After the course, I decided to find out what similar tools are available for Linux, and I found that all recent versions of the GNU compiler collection [4] already support OpenMP, including the most recent gcc-4.4 C/C++ compiler. This means that all the friendly tools like Eclipse and similar IDEs automatically support OpenMP. I also found a beautiful book, "Parallel Programming in C with MPI and OpenMP" by Michael Quinn [5]. MPI stands for message passing interface [6], and it is a tool for dividing up a big program into smaller pieces for execution in several separate computers connected by fast network switches. OpenMP, on the other hand, is a tool for executing a program as several threads in one multi-core computer, without the programmer worrying about API calls like pthread_create() and pthread_join(). So MPI and OpenMP are the tools that we need for programming clusters of Intel Core2 Duo/Quad/etc computers.

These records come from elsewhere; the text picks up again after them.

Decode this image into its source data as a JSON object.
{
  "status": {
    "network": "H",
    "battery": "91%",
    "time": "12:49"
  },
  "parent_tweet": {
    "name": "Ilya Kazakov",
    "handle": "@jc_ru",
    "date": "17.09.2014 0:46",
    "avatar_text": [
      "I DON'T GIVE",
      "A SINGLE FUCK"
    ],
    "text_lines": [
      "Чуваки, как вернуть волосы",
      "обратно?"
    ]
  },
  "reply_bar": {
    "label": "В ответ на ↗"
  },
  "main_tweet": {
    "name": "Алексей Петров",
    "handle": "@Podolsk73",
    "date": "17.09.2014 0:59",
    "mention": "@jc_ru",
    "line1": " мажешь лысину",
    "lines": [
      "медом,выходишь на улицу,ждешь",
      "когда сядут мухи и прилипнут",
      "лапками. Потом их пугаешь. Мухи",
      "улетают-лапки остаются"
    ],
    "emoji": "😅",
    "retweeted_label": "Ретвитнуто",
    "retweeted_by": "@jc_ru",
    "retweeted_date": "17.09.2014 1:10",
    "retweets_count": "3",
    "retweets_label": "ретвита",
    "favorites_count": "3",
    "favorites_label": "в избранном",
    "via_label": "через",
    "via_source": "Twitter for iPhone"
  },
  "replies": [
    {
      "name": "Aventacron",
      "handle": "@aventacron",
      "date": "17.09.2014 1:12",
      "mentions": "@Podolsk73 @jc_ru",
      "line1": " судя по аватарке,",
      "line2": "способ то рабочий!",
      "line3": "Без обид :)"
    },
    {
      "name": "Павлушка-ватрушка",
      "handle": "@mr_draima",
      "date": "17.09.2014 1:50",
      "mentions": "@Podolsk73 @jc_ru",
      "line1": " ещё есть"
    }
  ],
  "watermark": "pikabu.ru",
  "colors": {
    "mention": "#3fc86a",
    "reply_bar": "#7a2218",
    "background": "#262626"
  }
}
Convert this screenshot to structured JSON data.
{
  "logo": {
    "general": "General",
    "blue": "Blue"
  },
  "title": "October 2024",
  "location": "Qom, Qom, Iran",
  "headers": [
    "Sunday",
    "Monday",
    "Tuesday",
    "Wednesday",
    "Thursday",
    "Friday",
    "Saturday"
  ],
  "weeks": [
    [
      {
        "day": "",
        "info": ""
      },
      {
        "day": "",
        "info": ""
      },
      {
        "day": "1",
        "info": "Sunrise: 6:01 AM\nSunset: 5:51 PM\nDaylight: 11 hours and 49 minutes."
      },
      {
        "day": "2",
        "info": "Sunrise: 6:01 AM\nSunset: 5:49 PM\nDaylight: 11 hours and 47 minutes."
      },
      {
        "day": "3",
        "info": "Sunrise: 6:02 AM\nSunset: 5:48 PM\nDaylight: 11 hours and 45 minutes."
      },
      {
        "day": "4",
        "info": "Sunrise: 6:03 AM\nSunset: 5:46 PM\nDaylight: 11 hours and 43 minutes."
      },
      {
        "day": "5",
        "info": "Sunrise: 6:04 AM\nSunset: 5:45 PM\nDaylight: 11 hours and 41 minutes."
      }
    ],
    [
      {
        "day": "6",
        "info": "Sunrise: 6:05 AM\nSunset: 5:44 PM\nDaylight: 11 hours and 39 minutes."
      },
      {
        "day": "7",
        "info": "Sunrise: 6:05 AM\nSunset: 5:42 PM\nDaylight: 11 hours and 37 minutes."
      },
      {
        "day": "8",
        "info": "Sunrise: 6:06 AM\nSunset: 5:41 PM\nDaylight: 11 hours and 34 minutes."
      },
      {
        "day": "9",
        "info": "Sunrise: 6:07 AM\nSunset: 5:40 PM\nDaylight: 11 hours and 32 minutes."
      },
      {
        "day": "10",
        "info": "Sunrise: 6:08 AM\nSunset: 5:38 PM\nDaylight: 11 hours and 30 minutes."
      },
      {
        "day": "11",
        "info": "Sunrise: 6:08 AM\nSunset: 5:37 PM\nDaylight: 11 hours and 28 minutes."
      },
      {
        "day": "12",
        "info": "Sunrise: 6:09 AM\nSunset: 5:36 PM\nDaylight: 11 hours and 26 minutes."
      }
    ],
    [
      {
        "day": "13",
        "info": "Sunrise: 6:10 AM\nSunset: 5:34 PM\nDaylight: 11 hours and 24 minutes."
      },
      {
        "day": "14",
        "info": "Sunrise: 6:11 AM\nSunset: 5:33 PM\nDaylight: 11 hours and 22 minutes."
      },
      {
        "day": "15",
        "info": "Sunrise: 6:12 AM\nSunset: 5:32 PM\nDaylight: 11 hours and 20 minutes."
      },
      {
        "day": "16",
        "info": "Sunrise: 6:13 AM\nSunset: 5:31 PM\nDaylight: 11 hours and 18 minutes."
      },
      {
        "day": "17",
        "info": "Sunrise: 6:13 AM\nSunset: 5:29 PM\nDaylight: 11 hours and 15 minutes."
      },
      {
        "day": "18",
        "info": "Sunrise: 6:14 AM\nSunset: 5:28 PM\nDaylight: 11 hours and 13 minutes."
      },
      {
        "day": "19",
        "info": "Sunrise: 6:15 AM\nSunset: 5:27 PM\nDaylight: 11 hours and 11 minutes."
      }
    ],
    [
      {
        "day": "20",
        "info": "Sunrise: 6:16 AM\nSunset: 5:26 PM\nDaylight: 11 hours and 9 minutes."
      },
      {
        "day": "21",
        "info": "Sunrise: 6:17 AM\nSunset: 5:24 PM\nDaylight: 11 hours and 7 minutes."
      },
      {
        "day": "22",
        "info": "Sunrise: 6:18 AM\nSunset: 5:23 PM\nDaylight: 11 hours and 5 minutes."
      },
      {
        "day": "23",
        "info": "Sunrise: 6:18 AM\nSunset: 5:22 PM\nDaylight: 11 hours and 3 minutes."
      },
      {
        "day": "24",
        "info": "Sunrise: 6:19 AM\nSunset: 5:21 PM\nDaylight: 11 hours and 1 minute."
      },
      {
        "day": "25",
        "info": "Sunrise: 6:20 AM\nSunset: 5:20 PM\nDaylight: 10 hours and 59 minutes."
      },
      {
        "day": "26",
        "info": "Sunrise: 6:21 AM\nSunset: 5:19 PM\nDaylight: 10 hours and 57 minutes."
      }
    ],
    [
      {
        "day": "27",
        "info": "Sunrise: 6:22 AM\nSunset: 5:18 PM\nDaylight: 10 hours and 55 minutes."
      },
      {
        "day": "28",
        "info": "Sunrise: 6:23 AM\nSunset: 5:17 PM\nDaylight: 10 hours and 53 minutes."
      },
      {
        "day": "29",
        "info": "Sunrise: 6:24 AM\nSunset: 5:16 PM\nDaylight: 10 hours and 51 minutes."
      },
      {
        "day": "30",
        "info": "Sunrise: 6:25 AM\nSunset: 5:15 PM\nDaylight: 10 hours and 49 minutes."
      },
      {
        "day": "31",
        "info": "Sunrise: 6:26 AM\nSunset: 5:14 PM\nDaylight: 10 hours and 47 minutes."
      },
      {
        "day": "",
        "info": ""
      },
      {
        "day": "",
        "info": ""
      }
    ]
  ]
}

Today, even the poor computing science researcher can construct using commodity products, compute clusters of cheap Intel multi-core computers, and pretend that they are gods computing with very expensive Cray super computers. Isn't life beautiful?

End notes:

[1] On a Linux box, type the command "man pthreads" to get an idea of the POSIX threads API.

[2] The Intel TBB documentation can be found here:

[3] The official website of OpenMP is

[4] The GNU compiler collection is supplied as standard on most Linux distributions. Its documentation is available froma the website

[5] Michael Quinn, "Parallel Programming in C with MPI and OpenMP", McGraw-Hill, NY, 2004, xiv + 529 pages

[6] Documentation for MPI is available from